__Exercise aim__
Go line by line through the records below. Copy whichever lines contain the string "true".
BEGIN Provided records
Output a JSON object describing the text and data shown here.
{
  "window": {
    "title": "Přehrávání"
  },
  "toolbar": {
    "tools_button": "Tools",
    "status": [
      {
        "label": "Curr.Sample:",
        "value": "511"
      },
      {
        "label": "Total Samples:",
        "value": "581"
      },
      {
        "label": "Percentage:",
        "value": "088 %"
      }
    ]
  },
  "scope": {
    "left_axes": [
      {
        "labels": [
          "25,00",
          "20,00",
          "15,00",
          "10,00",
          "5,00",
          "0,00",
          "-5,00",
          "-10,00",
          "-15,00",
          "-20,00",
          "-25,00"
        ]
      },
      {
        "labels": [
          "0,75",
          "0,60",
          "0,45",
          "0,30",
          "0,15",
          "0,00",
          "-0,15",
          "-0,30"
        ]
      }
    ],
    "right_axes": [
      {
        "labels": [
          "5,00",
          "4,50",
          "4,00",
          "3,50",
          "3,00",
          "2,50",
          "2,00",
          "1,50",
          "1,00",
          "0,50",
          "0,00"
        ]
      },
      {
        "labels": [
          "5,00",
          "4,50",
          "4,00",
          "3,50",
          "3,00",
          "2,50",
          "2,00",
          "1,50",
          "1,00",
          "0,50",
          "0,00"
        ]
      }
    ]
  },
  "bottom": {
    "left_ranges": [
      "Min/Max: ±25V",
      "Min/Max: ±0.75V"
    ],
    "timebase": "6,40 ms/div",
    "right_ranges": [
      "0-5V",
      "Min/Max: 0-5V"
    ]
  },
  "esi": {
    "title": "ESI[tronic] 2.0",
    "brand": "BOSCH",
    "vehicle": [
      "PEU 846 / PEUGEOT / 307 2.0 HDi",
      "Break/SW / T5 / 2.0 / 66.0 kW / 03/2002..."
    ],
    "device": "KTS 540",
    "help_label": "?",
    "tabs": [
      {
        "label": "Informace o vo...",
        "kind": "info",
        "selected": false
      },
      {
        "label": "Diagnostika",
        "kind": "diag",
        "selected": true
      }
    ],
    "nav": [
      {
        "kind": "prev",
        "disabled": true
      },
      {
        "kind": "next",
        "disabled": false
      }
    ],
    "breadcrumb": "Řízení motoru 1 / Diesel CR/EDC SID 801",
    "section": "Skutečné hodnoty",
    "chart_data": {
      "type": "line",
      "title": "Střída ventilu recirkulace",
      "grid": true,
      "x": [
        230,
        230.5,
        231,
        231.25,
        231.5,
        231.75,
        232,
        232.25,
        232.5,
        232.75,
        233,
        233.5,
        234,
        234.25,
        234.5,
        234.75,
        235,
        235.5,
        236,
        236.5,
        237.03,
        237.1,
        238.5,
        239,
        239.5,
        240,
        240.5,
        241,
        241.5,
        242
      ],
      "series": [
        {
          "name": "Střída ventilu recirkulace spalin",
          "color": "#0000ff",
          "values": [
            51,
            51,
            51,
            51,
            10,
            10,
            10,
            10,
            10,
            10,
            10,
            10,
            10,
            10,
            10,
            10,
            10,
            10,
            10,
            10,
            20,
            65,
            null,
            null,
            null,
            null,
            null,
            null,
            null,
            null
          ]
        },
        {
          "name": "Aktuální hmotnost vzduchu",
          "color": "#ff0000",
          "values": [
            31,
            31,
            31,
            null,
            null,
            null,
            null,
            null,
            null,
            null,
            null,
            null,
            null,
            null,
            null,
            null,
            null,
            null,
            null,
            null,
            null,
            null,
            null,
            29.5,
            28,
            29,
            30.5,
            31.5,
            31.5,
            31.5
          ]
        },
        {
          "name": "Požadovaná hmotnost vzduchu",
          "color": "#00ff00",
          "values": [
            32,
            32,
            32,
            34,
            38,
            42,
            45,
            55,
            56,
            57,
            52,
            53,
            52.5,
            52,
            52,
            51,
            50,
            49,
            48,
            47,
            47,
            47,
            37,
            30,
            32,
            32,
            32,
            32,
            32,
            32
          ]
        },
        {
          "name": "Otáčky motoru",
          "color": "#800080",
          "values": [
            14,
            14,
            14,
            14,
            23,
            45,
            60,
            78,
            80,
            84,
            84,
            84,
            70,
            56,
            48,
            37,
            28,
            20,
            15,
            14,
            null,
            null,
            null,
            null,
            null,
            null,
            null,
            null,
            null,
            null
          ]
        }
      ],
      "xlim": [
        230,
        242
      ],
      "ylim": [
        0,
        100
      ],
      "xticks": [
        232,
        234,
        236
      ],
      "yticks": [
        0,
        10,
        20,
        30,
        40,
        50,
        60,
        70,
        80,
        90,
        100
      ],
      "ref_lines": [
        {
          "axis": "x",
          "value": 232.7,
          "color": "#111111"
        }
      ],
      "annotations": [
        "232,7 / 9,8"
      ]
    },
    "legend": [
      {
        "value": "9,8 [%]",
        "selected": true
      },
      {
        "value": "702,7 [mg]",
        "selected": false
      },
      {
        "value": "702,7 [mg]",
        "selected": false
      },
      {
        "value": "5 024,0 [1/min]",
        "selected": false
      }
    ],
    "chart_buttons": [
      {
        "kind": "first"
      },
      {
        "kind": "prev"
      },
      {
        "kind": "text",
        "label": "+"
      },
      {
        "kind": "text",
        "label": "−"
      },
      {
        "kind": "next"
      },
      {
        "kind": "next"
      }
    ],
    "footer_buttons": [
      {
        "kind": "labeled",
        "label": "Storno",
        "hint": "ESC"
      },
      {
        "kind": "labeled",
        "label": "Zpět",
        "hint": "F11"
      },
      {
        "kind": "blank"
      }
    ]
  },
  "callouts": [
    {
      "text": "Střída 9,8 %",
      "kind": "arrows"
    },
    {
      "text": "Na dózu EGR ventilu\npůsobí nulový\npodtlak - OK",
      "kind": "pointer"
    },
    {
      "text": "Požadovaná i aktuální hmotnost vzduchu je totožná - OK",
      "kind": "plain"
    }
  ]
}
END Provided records
__Result of this exercise__
        "selected": true
        "disabled": true
      "grid": true,
        "selected": true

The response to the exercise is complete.